    Local energy conditions are the key hypothesis in many classical results in general relativity.  In quantum theory, these local energy conditions are invalidated due to quantum fluctuations.  Nevertheless a weaker condition, the so-called average null energy condition still holds in quantum field theory. I will explain how this condition constrains the data of conformal field theories such as operator product coefficients and scaling dimensions.

  • Condensed Matter Seminar: "Advanced Electron Microscopy Approaches for Condensed Matter Research"

    David Rittenhouse Laboratory, A4
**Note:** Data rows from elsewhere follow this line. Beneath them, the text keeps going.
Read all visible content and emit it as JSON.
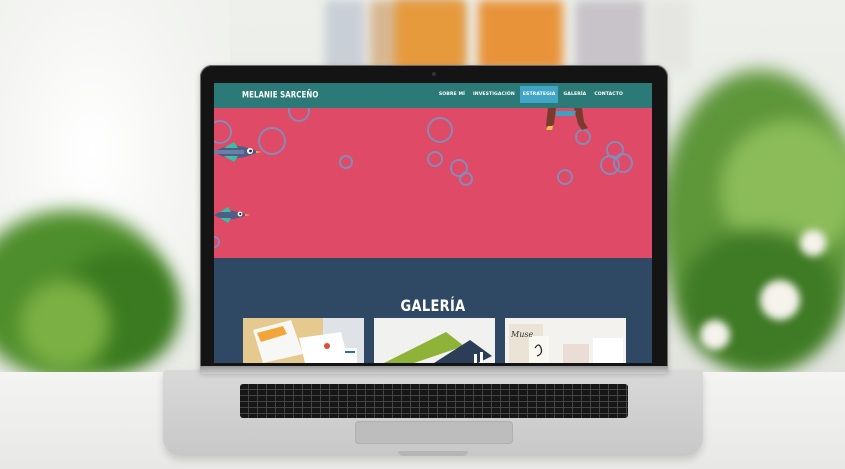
{
  "website": {
    "brand": "MELANIE SARCEÑO",
    "nav": [
      {
        "label": "SOBRE MÍ",
        "active": false
      },
      {
        "label": "INVESTIGACIÓN",
        "active": false
      },
      {
        "label": "ESTRATEGIA",
        "active": true
      },
      {
        "label": "GALERÍA",
        "active": false
      },
      {
        "label": "CONTACTO",
        "active": false
      }
    ],
    "gallery": {
      "title": "GALERÍA",
      "thumbnails": [
        {
          "name": "stationery-branding",
          "text": ""
        },
        {
          "name": "green-folder-design",
          "text": ""
        },
        {
          "name": "calligraphy-cards",
          "text": "Muse"
        }
      ]
    }
  },
  "colors": {
    "nav_bg": "#2b7a77",
    "nav_active": "#40a5c6",
    "hero_bg": "#df4a67",
    "gallery_bg": "#2f4964",
    "bubble": "#7f8fbf"
  },
  "icons": [
    "fish-illustration",
    "bubble-decoration",
    "legs-illustration"
  ]
}
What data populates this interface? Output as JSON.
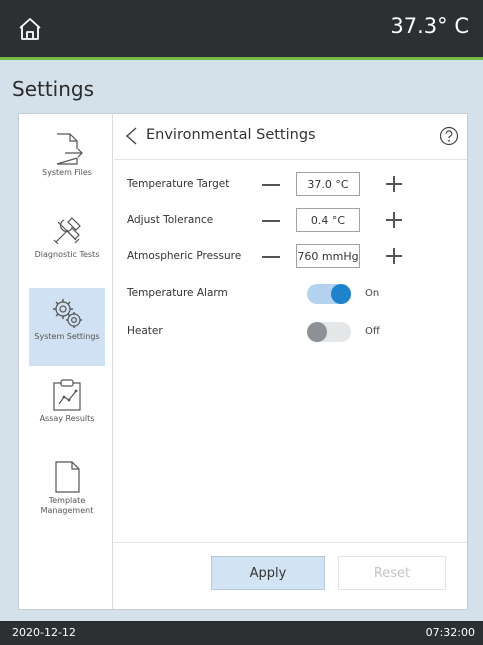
{
  "topbar": {
    "temperature": "37.3° C"
  },
  "page": {
    "title": "Settings"
  },
  "sidebar": {
    "items": [
      {
        "label": "System Files",
        "icon": "file-export-icon",
        "active": false
      },
      {
        "label": "Diagnostic Tests",
        "icon": "tools-icon",
        "active": false
      },
      {
        "label": "System Settings",
        "icon": "gears-icon",
        "active": true
      },
      {
        "label": "Assay Results",
        "icon": "clipboard-chart-icon",
        "active": false
      },
      {
        "label": "Template Management",
        "icon": "document-icon",
        "active": false
      }
    ]
  },
  "content": {
    "title": "Environmental Settings",
    "settings": [
      {
        "label": "Temperature Target",
        "value": "37.0 °C"
      },
      {
        "label": "Adjust Tolerance",
        "value": "0.4 °C"
      },
      {
        "label": "Atmospheric Pressure",
        "value": "760 mmHg"
      }
    ],
    "toggles": [
      {
        "label": "Temperature Alarm",
        "state": "On",
        "on": true
      },
      {
        "label": "Heater",
        "state": "Off",
        "on": false
      }
    ],
    "apply_label": "Apply",
    "reset_label": "Reset"
  },
  "statusbar": {
    "date": "2020-12-12",
    "time": "07:32:00"
  },
  "colors": {
    "accent_green": "#76bc43",
    "toggle_on": "#1e83cc",
    "active_nav": "#cfe1f2",
    "header_bg": "#2d3033",
    "panel_bg": "#d5e1ea"
  }
}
    Eric Stach (University of Pennsylvania)

    In the next year, the Singh Nanotechnology Center will install two new scanning transmission electron microscopes that will bring Penn’s capabilities in atomic scale materials characterization to a world leading level.  In this seminar, I will describe these capabilities using examples from my own research, from the literature and I will include the latest available results from the instrument manufacturers.  This seminar will be deliberately forward looking and is intended to inform the Penn Condensed Matter community of the full scope of capabilities so that they may pla

  • Advances in Biomedical Optics Seminar: "ROS Explicit Dosimetry for Photodynamic Therapy"

    CMROI Conference Room, B1 Stellar Chance Laboratories, 440 Curie Blvd

    Timothy Zhu (HUP)

    (Pizza will be served at 11:45 am)

  • Math-Bio seminar: "Decoding of pairwise coalescent times and detection of recent adaptation in biobank-scale SNP array data sets"

    318 Carolyn Lynch Laboratory

    Pier Francesco Palamara (Harvard School of Public Health)

    Coalescent hidden Markov models (HMM) such as the pairwise sequentially Markovian coalescent (PSMC, Li and Durbin, 2010) enable estimating the locus-specific posterior distribution of the time to most recent common ancestor (TMRCA) of a pair of haploid chromosomes when high-coverage sequencing data is available. I will present the “ascertained sequentially Markovian coalescent” (ASMC), a coalescent HMM that can be used to accurately estimate locus-specific TMRCA probabilities in widely available SNP array data.

  • Condensed Matter Seminar: "Geometry, frustration and force production in bacterial biopolymers"

    David Rittenhouse Laboratory, A4

    Ajay Gopinathan (University of California, Merced)

    Filamentous biopolymers in bacteria are involved in a variety of critical processes including templating cell growth, segregating genetic material and force production during motility and cell division. In this talk, I will discuss how a few of these systems translate biopolymer structure at multiple scales into physical function. At the molecular scale, the filamentous bacterial protein FtsZ converts chemical energy into mechanical constriction during cell division, but without the aid of any motor proteins.

  • Math-Bio seminar: "Mutations, genetic identity, and data granularity"

    318 Carolyn Lynch Laboratory

    Jun Li (University of Michigan)

    I will talk about two studies where new insights are gained after we work on a different level of data granularity. First, in collaboration with Sebastian Zoellner we analyzed ~36 million extremely rare variants (defined as singletons in ~4,000 individuals) uniformly ascertained in an as yet unpublished whole-genome sequencing dataset. Our goal is to estimate mutation rate variation across the genome, and to identify genomic and sequence-based predictors of such variation.

  • High Energy Seminar: "The Re-emergance of Spontaneously Broken Space-time Symmetries without Goldstones or Inverse Higgs"

    DRL 2N36

    Ira Rothstein (Carnegie Mellon)

    In this talk I will discuss how broken space-time symmetries can emerge in the IR after being spontaneously broken in the UV, even though there may be no Goldstone bosons. Given that there has been a large body of work on trying to get space-time symmetry (e.g. Lorentz) to be emergent in the IR via an RG attractive basin, this may seem like a very surprising and non-generic result.

  • Condensed Matter Seminar: "Invisibility, polarized light, and the eyes of giant squid: three tales of biological optics from the deep sea"

    David Rittenhouse Laboratory, A4

    Sonke Johnsen, Duke University